● **Component data from apps and pages**:
=== Begin Enclosure ===

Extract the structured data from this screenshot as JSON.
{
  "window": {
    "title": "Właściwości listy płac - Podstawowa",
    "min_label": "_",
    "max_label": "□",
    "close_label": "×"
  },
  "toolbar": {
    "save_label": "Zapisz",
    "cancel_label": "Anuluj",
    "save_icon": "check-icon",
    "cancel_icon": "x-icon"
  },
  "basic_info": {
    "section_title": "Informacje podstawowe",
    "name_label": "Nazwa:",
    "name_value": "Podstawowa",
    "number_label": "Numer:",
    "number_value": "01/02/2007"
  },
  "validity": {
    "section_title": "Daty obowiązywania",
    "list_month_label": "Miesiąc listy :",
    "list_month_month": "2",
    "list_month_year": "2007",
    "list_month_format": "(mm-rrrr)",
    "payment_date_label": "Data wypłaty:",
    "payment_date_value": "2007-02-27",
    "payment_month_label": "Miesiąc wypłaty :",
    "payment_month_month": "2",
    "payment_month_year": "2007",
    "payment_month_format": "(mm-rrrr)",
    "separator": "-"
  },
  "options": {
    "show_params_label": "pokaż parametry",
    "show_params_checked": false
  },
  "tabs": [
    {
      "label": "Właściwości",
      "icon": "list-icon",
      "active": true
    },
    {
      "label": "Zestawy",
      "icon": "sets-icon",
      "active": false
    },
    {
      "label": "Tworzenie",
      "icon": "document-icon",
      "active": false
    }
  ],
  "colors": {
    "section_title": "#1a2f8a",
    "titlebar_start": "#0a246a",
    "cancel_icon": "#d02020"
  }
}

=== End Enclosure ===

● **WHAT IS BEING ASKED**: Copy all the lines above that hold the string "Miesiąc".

● **RESPONSE AREA**:
    "list_month_label": "Miesiąc listy :",
    "payment_month_label": "Miesiąc wypłaty :",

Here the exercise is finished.